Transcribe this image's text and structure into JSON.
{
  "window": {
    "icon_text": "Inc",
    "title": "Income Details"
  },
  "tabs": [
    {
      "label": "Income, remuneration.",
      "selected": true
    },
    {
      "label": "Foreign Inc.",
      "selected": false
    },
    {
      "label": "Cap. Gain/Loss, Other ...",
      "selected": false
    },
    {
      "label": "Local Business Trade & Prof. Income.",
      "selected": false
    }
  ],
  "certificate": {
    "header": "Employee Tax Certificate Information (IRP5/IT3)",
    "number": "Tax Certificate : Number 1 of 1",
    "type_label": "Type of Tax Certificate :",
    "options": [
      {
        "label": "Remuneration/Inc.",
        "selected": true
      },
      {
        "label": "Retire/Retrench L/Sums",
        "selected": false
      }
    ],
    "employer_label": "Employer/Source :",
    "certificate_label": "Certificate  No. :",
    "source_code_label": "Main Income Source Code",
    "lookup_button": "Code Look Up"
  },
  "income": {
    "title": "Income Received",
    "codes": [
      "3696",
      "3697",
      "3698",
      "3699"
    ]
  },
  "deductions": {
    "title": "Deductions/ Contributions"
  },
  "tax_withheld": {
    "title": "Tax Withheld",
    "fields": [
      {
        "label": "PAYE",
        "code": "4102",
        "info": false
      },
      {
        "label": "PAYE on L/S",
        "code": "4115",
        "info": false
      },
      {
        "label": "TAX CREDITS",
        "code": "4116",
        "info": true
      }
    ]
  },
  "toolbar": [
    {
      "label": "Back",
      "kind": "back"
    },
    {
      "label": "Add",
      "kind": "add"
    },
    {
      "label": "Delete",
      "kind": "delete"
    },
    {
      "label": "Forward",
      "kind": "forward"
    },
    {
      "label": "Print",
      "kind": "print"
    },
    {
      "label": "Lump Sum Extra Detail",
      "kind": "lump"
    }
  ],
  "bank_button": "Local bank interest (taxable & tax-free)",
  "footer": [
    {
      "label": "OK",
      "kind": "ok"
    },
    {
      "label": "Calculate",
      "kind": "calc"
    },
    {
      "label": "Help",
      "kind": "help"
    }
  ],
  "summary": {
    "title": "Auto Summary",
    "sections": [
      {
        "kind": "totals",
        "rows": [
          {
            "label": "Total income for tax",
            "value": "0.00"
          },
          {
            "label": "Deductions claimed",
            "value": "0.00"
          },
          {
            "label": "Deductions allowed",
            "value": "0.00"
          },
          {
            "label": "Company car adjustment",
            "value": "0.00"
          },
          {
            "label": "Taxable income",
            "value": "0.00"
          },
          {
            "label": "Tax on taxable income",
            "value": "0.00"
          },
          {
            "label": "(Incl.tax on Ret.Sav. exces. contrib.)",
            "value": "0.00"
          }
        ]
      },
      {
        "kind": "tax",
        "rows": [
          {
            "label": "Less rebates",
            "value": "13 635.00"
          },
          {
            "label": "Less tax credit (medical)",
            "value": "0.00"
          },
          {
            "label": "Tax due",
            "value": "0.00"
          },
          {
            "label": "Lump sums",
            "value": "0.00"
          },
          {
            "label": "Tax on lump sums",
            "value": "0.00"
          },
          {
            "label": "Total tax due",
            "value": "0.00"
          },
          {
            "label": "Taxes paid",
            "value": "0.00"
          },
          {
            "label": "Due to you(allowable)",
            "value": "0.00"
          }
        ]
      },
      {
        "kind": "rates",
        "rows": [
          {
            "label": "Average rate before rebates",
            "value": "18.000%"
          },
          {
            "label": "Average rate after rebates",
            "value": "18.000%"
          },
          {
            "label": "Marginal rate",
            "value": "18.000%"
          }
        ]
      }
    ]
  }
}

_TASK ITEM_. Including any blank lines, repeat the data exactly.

_RESULT_.
Transcribe this image's text and structure into JSON.
{
  "window": {
    "icon_text": "Inc",
    "title": "Income Details"
  },
  "tabs": [
    {
      "label": "Income, remuneration.",
      "selected": true
    },
    {
      "label": "Foreign Inc.",
      "selected": false
    },
    {
      "label": "Cap. Gain/Loss, Other ...",
      "selected": false
    },
    {
      "label": "Local Business Trade & Prof. Income.",
      "selected": false
    }
  ],
  "certificate": {
    "header": "Employee Tax Certificate Information (IRP5/IT3)",
    "number": "Tax Certificate : Number 1 of 1",
    "type_label": "Type of Tax Certificate :",
    "options": [
      {
        "label": "Remuneration/Inc.",
        "selected": true
      },
      {
        "label": "Retire/Retrench L/Sums",
        "selected": false
      }
    ],
    "employer_label": "Employer/Source :",
    "certificate_label": "Certificate  No. :",
    "source_code_label": "Main Income Source Code",
    "lookup_button": "Code Look Up"
  },
  "income": {
    "title": "Income Received",
    "codes": [
      "3696",
      "3697",
      "3698",
      "3699"
    ]
  },
  "deductions": {
    "title": "Deductions/ Contributions"
  },
  "tax_withheld": {
    "title": "Tax Withheld",
    "fields": [
      {
        "label": "PAYE",
        "code": "4102",
        "info": false
      },
      {
        "label": "PAYE on L/S",
        "code": "4115",
        "info": false
      },
      {
        "label": "TAX CREDITS",
        "code": "4116",
        "info": true
      }
    ]
  },
  "toolbar": [
    {
      "label": "Back",
      "kind": "back"
    },
    {
      "label": "Add",
      "kind": "add"
    },
    {
      "label": "Delete",
      "kind": "delete"
    },
    {
      "label": "Forward",
      "kind": "forward"
    },
    {
      "label": "Print",
      "kind": "print"
    },
    {
      "label": "Lump Sum Extra Detail",
      "kind": "lump"
    }
  ],
  "bank_button": "Local bank interest (taxable & tax-free)",
  "footer": [
    {
      "label": "OK",
      "kind": "ok"
    },
    {
      "label": "Calculate",
      "kind": "calc"
    },
    {
      "label": "Help",
      "kind": "help"
    }
  ],
  "summary": {
    "title": "Auto Summary",
    "sections": [
      {
        "kind": "totals",
        "rows": [
          {
            "label": "Total income for tax",
            "value": "0.00"
          },
          {
            "label": "Deductions claimed",
            "value": "0.00"
          },
          {
            "label": "Deductions allowed",
            "value": "0.00"
          },
          {
            "label": "Company car adjustment",
            "value": "0.00"
          },
          {
            "label": "Taxable income",
            "value": "0.00"
          },
          {
            "label": "Tax on taxable income",
            "value": "0.00"
          },
          {
            "label": "(Incl.tax on Ret.Sav. exces. contrib.)",
            "value": "0.00"
          }
        ]
      },
      {
        "kind": "tax",
        "rows": [
          {
            "label": "Less rebates",
            "value": "13 635.00"
          },
          {
            "label": "Less tax credit (medical)",
            "value": "0.00"
          },
          {
            "label": "Tax due",
            "value": "0.00"
          },
          {
            "label": "Lump sums",
            "value": "0.00"
          },
          {
            "label": "Tax on lump sums",
            "value": "0.00"
          },
          {
            "label": "Total tax due",
            "value": "0.00"
          },
          {
            "label": "Taxes paid",
            "value": "0.00"
          },
          {
            "label": "Due to you(allowable)",
            "value": "0.00"
          }
        ]
      },
      {
        "kind": "rates",
        "rows": [
          {
            "label": "Average rate before rebates",
            "value": "18.000%"
          },
          {
            "label": "Average rate after rebates",
            "value": "18.000%"
          },
          {
            "label": "Marginal rate",
            "value": "18.000%"
          }
        ]
      }
    ]
  }
}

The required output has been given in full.